When Simon Sheu, 51, opened the front doors to Christian Children's Fund’s international headquarters on July 15, 2005, a smile spread across his face.
As a former sponsored child, Sheu had imagined this moment for many years – visiting the CCF offices in the United States was among his lifelong dreams. Now, accompanied by his wife and two daughters, Sheu is thousands of miles from his home in Taiwan. Following a 22-hour flight, he and his family are tired but excited.
When I was a child, I would receive letters from my sponsor, look at the return address and try to imagine this building,” Sheu said. “It is nice to put an actual place with the address.”
More than 39 years after his first encounter with CCF as a young child, Sheu stands inside the red brick building’s lobby.
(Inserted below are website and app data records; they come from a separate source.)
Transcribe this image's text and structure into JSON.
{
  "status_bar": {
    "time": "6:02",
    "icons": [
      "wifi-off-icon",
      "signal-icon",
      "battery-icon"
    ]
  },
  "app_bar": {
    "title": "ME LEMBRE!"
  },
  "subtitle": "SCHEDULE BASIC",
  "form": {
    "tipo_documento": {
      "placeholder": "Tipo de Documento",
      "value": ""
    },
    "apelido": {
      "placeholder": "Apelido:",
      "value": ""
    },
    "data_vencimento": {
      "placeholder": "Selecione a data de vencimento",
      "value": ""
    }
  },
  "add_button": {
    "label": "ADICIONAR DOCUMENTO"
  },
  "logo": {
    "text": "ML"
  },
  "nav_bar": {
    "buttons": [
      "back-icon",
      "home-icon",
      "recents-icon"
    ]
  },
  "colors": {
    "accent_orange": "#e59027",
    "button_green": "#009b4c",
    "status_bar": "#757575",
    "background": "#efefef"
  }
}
This, he believes, is the hub – the very place, the same people that lent a helping hand and encouragement all those years ago.
Today, Sheu is a successful business owner, with textile factories in Taiwan and China. Sheu is also a family man and a volunteer for the Taiwan Fund for Children and Families, a member organization of ChildFund International.
As a child, however, his prospects were dim.
Sheu’s father passed away when he was eight years old, leaving his mother to care for him and his four sisters. Teased by his peers, made to feel ashamed for the loss of his father, Sheu withdrew inward.
Working in a small community outside of Taipei, Taiwan, CCF staff and volunteers noticed this quiet boy and befriended him. Sheu recalled his initial apprehension, “but they were so patient with me and gave me the time to trust them.”
As a CCF-sponsored child, Sheu received clothing, nutritional supplements and assistance with his education. He chuckles, recalling the finer points of his sponsorship – the powdered milk, the ping pong tournaments, the mobile library – roller skating during CCF-organized outings.
“Money is one way to help somebody,” Sheu said. “But it was also the love of my teachers and sponsor family that make me strong today.”
After more than two hours of handshakes, tours and introductions, Sheu and his family have seen CCF’s inner workings. Before leaving, he asks to take a photo of the building and snaps two or three for good measure.
“These are kind, honest people,” Sheu said. “This is like my family.”
Before leaving, Sheu takes one last, long look at the building.
“I am very proud to be part of this,” he said. “So, if there is anything I can do to help, I will always do my best.”